By 2022, it is expected that there would be 4.3 billion email users worldwide. With that kind of reach, it’s only imperative to consider and implement effective email marketing strategies for your business. Another good reason: it delivers high ROI, giving a return of $32 for every $1 spent on it. Also, it drives traffic and boosts sales.
However, it’s also relatively easy to commit mistakes when doing email marketing. This short email marketing guide can help you review and correct these errors quickly.
Table of Contents
Email Marketing Fails and How to Correct Them
1. Starting email marketing late and missing out on new leads
Despite the overwhelming statistics regarding email marketing as mentioned earlier, there are still businesses who don’t see the benefit from doing it early on and will instead put their efforts into other digital marketing disciplines like social media or search engine optimization. While both are no doubt effective and helpful, there’s still value in email marketing that you shouldn’t overlook.
To enjoy what email marketing has to offer fully—including a collection of new leads, deploy your campaign as soon as you launch your site. Gather leads with help from tools like the WordPress exit-intent opt-in plugin. In line with timing, you should also be wary of when to send out emails. Studies have shown that there are specific days and times when campaigns have the most impact.
2. Failing to segment subscribers
Sending emails to everyone on your email list every time is never a good idea unless you’re aiming to lose subscribers or end up in spam. A former marketer for Shopify, Tommy Walker, says that “Not all customers or readers are equal, so don’t treat them as such.” The right thing to do, then, is to segment your subscribers.
Organize them into smaller, more focused groups based on parameters like purchasing patterns, engagement history, geographic location, income, gender, or some other unifying characteristic. You can collect data through surveys, on-site forms, and other methods. Collect as much data as possible to better segment your list.
Segmentation is also useful when determining the kind of content you should send to a particular group. Content should be as targeted as possible, so “blasting” is not the key. Instead, consider using the AIDA (Attention, Interest, Desire, and Action) formula and provide the right information to make the audience move through the sales funnel.
3. Not testing
Often, marketers tend to go with their gut feel. This can be dangerous—email marketing, as with any other discipline, requires research and testing. Sending emails without collecting and analyzing data can hurt your campaign’s performance.
You need to test different aspects of your email marketing and any new ideas you have for it. Running A/B tests is the most common way, and tools like Hello Bar and OptinMonster can help you with that.
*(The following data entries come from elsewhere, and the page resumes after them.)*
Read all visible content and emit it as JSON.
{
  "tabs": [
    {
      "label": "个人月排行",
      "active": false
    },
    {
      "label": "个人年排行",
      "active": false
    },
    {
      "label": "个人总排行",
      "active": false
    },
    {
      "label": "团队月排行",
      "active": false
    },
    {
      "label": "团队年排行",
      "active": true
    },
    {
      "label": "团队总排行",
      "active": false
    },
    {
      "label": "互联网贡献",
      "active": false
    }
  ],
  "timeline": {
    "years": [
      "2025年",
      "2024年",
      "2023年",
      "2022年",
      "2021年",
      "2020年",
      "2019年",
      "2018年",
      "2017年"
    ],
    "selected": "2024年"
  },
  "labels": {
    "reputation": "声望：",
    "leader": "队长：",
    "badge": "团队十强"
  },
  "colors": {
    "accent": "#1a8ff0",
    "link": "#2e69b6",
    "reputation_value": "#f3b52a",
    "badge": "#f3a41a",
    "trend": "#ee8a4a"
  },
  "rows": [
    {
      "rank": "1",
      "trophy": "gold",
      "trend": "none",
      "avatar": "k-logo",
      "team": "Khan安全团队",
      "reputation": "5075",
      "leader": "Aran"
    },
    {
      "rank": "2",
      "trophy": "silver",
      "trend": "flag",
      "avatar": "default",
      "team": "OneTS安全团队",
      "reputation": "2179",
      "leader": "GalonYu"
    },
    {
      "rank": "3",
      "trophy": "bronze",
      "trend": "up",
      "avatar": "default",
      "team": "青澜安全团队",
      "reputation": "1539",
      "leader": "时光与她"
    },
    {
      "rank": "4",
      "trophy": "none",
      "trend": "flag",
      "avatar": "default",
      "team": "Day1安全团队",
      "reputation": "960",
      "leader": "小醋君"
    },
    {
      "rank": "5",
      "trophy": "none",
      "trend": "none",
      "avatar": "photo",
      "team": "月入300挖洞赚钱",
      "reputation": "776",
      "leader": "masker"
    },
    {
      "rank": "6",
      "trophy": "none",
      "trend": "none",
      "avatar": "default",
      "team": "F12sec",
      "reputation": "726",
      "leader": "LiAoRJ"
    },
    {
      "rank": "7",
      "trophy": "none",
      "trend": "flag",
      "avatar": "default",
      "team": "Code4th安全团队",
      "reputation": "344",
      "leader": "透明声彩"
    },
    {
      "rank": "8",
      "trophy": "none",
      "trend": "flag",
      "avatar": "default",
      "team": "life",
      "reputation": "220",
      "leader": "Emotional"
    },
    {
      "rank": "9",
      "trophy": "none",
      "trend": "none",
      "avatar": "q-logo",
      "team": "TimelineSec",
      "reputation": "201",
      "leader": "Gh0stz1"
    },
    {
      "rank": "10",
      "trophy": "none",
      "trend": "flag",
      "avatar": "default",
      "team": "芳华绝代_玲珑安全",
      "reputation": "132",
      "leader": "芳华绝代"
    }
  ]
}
Build and test different elements like the subject line, preview text, forms, CTAs, content, promotional offers, and many others. Look at their performance to make the right strategies.
4. Non-responsive emails
Perhaps one of the most important emerging trends in email marketing (and other disciplines, for that matter) is the dominance of mobile. Chances are a majority of your subscribers would be reading your email on their smartphone or tablet, so you can’t pass up this opportunity. Don’t alienate any group based on the kind of device they use to read emails—consider all of them, most especially mobile.
Send out responsive emails—you can use tools like Litmus to see how it looks like when received by users of different email clients. In terms of design, avoid long blocks of text. You can use images. But don’t rely on it heavily as some email apps don’t automatically show pictures.
5. Using “noreply” email addresses
Several companies utilize the “no-reply” email address, but do limit it to emails that their customers don’t need to reply to (for instance, a confirmation email of account registration). But, for email marketing campaigns, using this address is a big no-no—this means missing out on engagement opportunities and not being able to address user concerns immediately.
Of course, these engagement opportunities may eventually lead to a sale, which further highlights the importance of using the right email address in your campaigns. Use a shared email address that users can reply to, and redirect their replies to your support team or any other department that can address it. As Drip founder Rob Walling states, “People want to interact with people, not mailboxes.”
6. Too many or too few emails
The average person reportedly receives 121 emails in a day, so you can’t blame people for unsubscribing to a few when they feel bombarded. You don’t want to be one of those unsubscribed, but you still want to convert a user if possible.
It’s easy to underestimate or overestimate the frequency of your emails, which is why you need enough data about your subscribers. You can have them submit or set their email frequency preferences, then make a segment for it accordingly. You can also survey them, or look at the standard frequency as per studies, which is one every two weeks for subscriber engagement, or at least once a week.
7. Inconsistency in sending
In terms of schedule, some marketers send out emails sporadically, while there are those who send too often. Failing to set a schedule or being inconsistent with your sending times may result in readers not really knowing when to expect content from you, ultimately making them lose interest and forget about your business.
Like in the case of frequency, there should be a balance. The goal is to keep your brand relevant but without resorting to spam. Set and follow a strict schedule, and having an Editorial Calendar can be a tool for that. You can also consider email drip so you can stay in touch for some time.
These mistakes are just the common pitfalls you may encounter. There may be more out there that this guide was not able to cover, but don’t be discouraged if these have happened to your campaigns before. Learn from it, do better, and apply the necessary changes to make your email marketing efforts work for you.
Featured image source: Freepik